Moreover, it's a bit misleading to say that there is a "solid chain of cognitive cause and effect". What we really find when we look at the causes of any belief is not a "solid chain" but a complicated and continually shifting net, in which some nodes remain relatively stable and easily discernible, while others are not stable, or not easily discernible, or are neither. A great deal of cognitive science over the past few decades has been devoted to exploring this unstable and difficult-to-discern aspects of human thinking, with often interesting results (one thinks of studies of blindsight or of motivated reasoning). It is laughable, from the cognitive science perspective, to say that beliefs sit solidly in your mind, as Yudkowsky does later. If I move from asking the question, "Why do black holes exist?" to "Why do I think black holes exist?" I am not moving to a question that is more easily answered; I am moving to a question that is extraordinarily difficult to answer completely, due to the sheer complexity of the phenomenon. All I can do is pick out a few of the more obvious threads that (one hopes) are sufficient for practical purposes. Indeed, one could argue that the former question is clearly the simpler and more easily answered question; it doesn't drag in any weirdness about human thinking but lets you focus on two points: the coherence of the notion of black holes and the evidence that they exist.
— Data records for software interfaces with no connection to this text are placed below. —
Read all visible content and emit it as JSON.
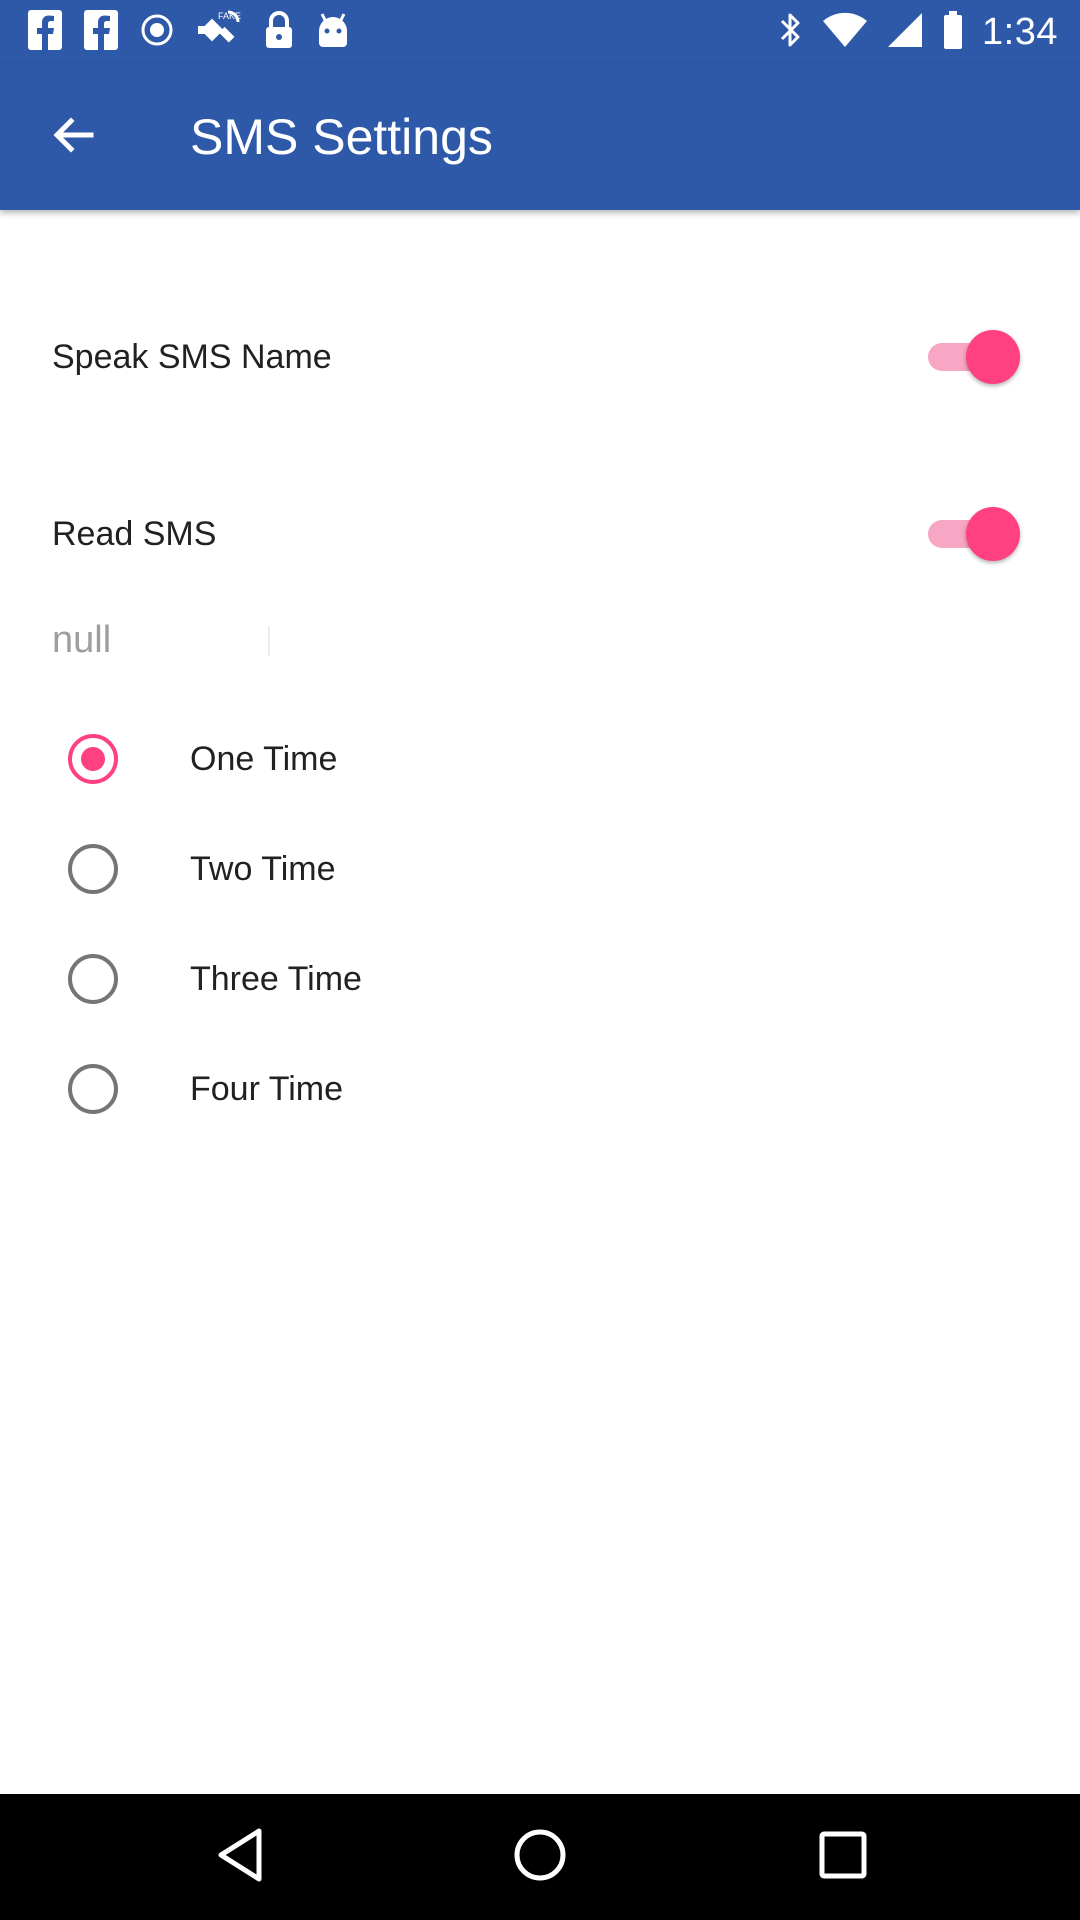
{
  "status_bar": {
    "time": "1:34",
    "left_icons": [
      "facebook-icon",
      "facebook-icon",
      "record-icon",
      "fake-gps-icon",
      "lock-icon",
      "android-icon"
    ],
    "right_icons": [
      "bluetooth-icon",
      "wifi-icon",
      "signal-icon",
      "battery-icon"
    ]
  },
  "app_bar": {
    "title": "SMS Settings",
    "back_icon": "arrow-back-icon"
  },
  "settings": {
    "speak_sms_name": {
      "label": "Speak SMS Name",
      "enabled": true
    },
    "read_sms": {
      "label": "Read SMS",
      "enabled": true
    }
  },
  "repeat_field": {
    "value": "null"
  },
  "repeat_options": [
    {
      "label": "One Time",
      "selected": true
    },
    {
      "label": "Two Time",
      "selected": false
    },
    {
      "label": "Three Time",
      "selected": false
    },
    {
      "label": "Four Time",
      "selected": false
    }
  ],
  "nav_bar": {
    "buttons": [
      "back-triangle-icon",
      "home-circle-icon",
      "recents-square-icon"
    ]
  },
  "colors": {
    "primary": "#2e59a9",
    "accent": "#ff4081",
    "switch_track": "#f7a6c3",
    "text": "#212121",
    "hint": "#9e9e9e",
    "nav_bar": "#000000"
  }
}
So, short of a dubious quasi-Cartesian assumption that self-knowledge is relatively easy, there appears to be no general improvement in moving from the first type of question to the second. Whether there is so in the case of free will has to be determined not, as Yudkowski attempts to do, on general principles, but on the particular character of the subject of the question. What Yudkowsky really seems to mean is just that we step back from the question of why something happens to the question of what evidence we have that it happens at all (although he says things that are not strictly consistent with this, so I'm not wholly sure) -- which may be salutary advice on occasion, but hardly because the latter is "guaranteed answerable". And, of course, it might just be salutary in this case to step back from the question, "Why is the first question, in sending us off to consider minute details of physics, less useful than the second question, which is guaranteed answerable?" in order to ask the question, "What actual evidence do I have either that the first question requires us to get into minute details of physics or that the second is guaranteed answerable?"

Similarly, with regard to what Yudkowsky says later, one might step back to ask whether the second question is really a "cognitive science question" and therefore "answerable"; rather than a bit of folk psychology that has practical use but falls short of what is required for serious cog. sci. inquiry, much less for cognitive science answers.

Whately on the Golden Rule

That invaluable rule of our Lord's, "To do to others as we would have them do to us," will serve to explain, when rightly understood, the true character of moral instruction. If you were to understand that precept as designed to convey to us the first notions of right and wrong, and to be your sole guide as to what you ought to do and to avoid in your dealings with your neighbor, you would be greatly perplexed. For you would find that a literal compliance with the precept would be some times absurd, sometimes wrong., and sometimes impossible. And probably it is through making this mistake that men in general apply the rule so much seldomer than they ought. For the real occasions for its use occur to all of us every day.

Richard Whately, Lessons on Morals and Christian Evidences (PDF), Lesson IV. Whately goes on to note that application of the Golden Rule presupposes both that you have a conscience and are reasonable and suggests that the "real design of it is to put us on our guard against the danger of being blinded by self-interest."